GIVEN ENTRIES>

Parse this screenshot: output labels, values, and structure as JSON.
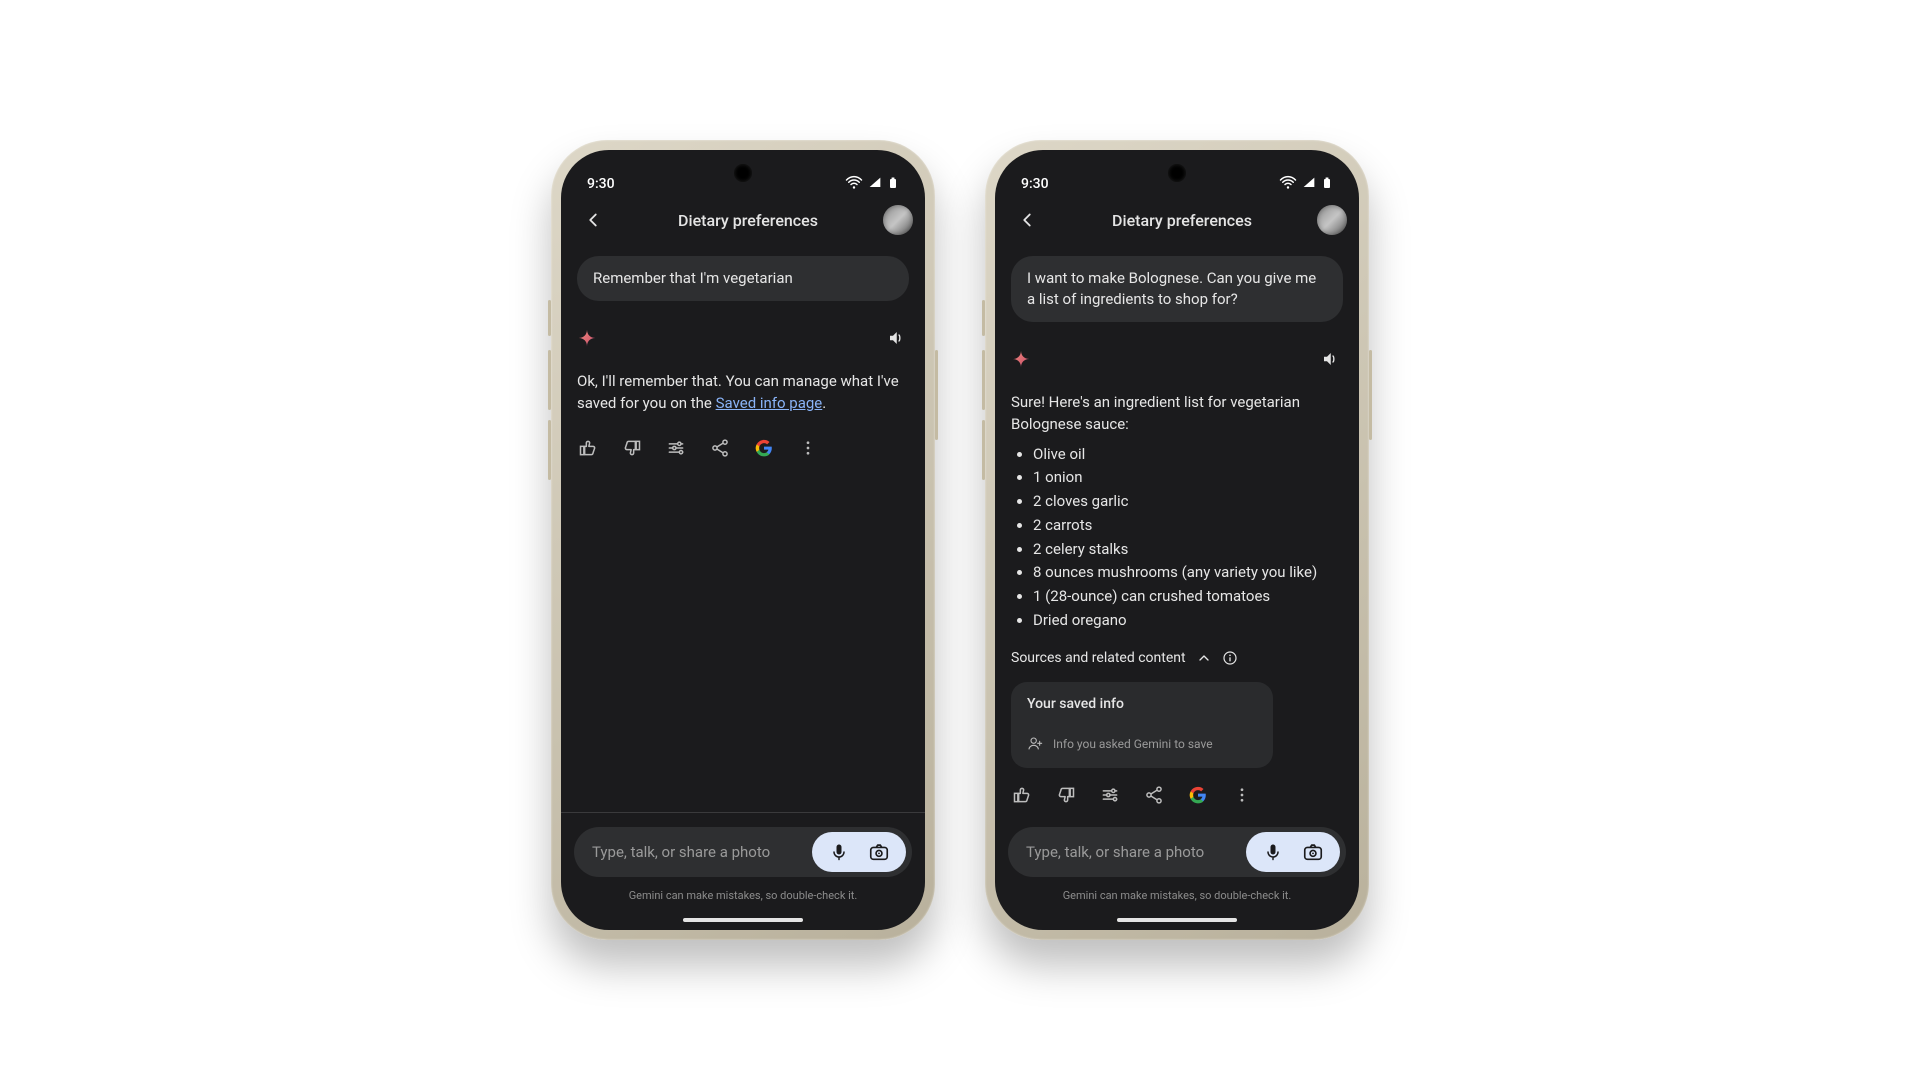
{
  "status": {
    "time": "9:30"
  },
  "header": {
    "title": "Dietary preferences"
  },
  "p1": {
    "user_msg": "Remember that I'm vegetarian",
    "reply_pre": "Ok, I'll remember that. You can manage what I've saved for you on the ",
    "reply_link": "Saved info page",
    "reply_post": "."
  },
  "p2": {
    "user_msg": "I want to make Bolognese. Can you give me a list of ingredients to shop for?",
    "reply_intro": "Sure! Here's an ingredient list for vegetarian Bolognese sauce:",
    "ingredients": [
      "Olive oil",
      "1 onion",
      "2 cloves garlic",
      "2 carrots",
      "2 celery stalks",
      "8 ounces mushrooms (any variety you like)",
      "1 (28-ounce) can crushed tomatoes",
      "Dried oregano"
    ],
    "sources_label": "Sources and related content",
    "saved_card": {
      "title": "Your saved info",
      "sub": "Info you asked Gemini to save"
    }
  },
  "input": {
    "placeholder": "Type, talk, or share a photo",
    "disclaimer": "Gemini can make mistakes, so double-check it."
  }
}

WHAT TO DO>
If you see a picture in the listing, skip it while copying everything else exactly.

RESULT OF THIS TASK>
Parse this screenshot: output labels, values, and structure as JSON.
{
  "status": {
    "time": "9:30"
  },
  "header": {
    "title": "Dietary preferences"
  },
  "p1": {
    "user_msg": "Remember that I'm vegetarian",
    "reply_pre": "Ok, I'll remember that. You can manage what I've saved for you on the ",
    "reply_link": "Saved info page",
    "reply_post": "."
  },
  "p2": {
    "user_msg": "I want to make Bolognese. Can you give me a list of ingredients to shop for?",
    "reply_intro": "Sure! Here's an ingredient list for vegetarian Bolognese sauce:",
    "ingredients": [
      "Olive oil",
      "1 onion",
      "2 cloves garlic",
      "2 carrots",
      "2 celery stalks",
      "8 ounces mushrooms (any variety you like)",
      "1 (28-ounce) can crushed tomatoes",
      "Dried oregano"
    ],
    "sources_label": "Sources and related content",
    "saved_card": {
      "title": "Your saved info",
      "sub": "Info you asked Gemini to save"
    }
  },
  "input": {
    "placeholder": "Type, talk, or share a photo",
    "disclaimer": "Gemini can make mistakes, so double-check it."
  }
}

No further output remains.